Needed from the data below: all lines that contain the word "sports".

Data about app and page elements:
=== Section Start ===

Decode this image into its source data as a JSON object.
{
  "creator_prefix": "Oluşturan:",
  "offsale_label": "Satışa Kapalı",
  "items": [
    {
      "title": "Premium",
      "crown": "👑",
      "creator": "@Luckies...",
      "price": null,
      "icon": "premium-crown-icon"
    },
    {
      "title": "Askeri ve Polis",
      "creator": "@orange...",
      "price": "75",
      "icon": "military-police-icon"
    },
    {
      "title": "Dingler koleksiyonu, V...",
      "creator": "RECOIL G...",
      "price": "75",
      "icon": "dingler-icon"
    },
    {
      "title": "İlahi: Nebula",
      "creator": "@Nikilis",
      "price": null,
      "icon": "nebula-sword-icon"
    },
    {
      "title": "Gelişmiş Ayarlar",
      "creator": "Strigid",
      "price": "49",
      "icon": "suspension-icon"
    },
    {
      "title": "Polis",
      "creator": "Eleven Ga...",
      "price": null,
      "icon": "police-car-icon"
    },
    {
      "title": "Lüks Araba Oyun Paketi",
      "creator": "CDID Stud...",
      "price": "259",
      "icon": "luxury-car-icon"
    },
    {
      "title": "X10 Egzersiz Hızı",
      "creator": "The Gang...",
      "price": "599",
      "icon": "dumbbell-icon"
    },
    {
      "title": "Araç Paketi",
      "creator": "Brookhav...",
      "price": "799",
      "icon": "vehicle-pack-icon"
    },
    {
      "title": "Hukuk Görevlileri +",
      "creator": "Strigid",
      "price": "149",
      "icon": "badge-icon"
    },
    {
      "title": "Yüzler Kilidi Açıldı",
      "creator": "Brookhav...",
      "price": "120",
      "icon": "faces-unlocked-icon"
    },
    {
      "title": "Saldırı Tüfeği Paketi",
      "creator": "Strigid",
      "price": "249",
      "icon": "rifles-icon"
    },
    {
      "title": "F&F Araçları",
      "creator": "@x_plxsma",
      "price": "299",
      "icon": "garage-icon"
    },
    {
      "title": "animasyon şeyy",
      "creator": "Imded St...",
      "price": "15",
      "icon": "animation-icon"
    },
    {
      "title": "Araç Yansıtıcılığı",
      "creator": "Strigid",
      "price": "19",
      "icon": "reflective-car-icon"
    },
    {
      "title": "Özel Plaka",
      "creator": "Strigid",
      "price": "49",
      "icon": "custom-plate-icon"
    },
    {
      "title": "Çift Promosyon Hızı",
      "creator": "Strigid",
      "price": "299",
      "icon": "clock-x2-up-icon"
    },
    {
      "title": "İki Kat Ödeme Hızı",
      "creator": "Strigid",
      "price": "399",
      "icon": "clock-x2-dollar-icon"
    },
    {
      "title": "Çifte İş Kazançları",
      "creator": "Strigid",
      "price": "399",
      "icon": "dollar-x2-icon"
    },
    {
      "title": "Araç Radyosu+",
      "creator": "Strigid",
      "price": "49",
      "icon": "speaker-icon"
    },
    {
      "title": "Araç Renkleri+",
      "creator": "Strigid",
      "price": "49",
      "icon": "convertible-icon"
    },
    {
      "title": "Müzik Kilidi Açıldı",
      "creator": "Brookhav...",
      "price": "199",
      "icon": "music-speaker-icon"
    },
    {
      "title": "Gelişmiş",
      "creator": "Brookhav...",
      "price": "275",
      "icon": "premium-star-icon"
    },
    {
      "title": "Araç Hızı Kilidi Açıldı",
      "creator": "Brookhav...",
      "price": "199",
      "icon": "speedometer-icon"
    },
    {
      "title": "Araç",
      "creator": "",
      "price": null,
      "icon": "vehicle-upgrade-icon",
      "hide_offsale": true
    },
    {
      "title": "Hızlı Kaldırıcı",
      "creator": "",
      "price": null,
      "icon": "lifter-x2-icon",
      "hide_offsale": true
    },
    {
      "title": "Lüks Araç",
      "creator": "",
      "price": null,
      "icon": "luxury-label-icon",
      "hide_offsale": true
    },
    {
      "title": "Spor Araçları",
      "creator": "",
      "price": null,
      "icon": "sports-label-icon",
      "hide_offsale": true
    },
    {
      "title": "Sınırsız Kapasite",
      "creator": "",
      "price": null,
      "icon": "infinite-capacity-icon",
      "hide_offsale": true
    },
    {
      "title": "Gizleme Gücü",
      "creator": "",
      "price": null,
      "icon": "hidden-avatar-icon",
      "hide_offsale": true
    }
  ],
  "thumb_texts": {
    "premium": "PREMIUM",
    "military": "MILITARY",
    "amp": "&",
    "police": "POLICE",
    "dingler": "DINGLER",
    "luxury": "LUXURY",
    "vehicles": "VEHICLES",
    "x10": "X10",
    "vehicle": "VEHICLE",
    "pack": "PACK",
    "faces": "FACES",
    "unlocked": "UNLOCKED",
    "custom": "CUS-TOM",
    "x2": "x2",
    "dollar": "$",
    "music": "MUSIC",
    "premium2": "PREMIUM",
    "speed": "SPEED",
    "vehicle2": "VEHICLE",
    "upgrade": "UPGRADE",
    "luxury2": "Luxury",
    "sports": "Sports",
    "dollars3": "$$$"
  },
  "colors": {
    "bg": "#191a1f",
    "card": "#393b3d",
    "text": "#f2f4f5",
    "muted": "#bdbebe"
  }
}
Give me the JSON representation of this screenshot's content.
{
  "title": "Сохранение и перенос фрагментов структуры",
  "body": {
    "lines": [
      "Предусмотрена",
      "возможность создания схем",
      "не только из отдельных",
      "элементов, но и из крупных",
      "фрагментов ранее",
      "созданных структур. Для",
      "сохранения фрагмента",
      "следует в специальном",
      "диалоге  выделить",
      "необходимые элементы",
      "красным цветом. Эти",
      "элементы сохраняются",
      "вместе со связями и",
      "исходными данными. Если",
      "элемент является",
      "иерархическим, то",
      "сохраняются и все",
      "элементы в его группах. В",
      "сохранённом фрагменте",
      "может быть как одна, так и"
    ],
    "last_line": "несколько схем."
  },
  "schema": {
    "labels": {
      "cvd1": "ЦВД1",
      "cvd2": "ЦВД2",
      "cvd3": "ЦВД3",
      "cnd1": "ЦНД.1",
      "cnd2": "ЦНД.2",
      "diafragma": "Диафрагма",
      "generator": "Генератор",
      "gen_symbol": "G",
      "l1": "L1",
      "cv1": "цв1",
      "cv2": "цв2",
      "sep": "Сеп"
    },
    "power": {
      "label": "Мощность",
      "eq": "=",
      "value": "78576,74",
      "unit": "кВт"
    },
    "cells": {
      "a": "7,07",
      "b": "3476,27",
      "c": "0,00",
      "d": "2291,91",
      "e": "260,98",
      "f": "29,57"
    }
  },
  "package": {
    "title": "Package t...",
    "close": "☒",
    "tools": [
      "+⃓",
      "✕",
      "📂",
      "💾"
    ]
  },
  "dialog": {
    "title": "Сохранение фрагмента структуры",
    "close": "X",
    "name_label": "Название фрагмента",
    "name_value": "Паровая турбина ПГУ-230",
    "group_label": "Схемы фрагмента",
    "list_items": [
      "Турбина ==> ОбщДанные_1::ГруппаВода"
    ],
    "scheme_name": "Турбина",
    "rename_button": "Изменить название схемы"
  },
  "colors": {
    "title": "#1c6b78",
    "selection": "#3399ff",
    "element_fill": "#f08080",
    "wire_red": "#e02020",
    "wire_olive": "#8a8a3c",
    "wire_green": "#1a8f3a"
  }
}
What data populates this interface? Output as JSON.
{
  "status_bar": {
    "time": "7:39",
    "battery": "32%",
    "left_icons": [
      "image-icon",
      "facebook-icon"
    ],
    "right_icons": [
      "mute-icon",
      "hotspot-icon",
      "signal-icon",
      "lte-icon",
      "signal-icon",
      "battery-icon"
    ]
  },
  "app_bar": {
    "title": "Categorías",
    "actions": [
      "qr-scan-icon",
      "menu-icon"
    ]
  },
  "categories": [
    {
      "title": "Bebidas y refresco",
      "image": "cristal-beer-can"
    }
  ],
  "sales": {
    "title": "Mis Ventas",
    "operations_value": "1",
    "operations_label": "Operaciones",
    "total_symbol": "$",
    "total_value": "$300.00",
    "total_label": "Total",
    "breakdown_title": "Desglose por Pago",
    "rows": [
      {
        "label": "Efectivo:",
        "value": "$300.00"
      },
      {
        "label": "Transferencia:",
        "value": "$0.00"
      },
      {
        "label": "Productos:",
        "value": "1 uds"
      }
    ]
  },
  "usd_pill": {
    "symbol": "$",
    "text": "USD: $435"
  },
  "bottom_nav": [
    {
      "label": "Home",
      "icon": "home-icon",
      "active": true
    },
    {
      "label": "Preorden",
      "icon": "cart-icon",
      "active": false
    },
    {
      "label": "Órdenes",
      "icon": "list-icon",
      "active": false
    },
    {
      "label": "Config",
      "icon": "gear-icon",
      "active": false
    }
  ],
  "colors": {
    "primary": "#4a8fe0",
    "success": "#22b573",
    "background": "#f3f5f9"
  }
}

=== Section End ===

:: RESULT BELOW ::
      "icon": "sports-label-icon",
    "sports": "Sports",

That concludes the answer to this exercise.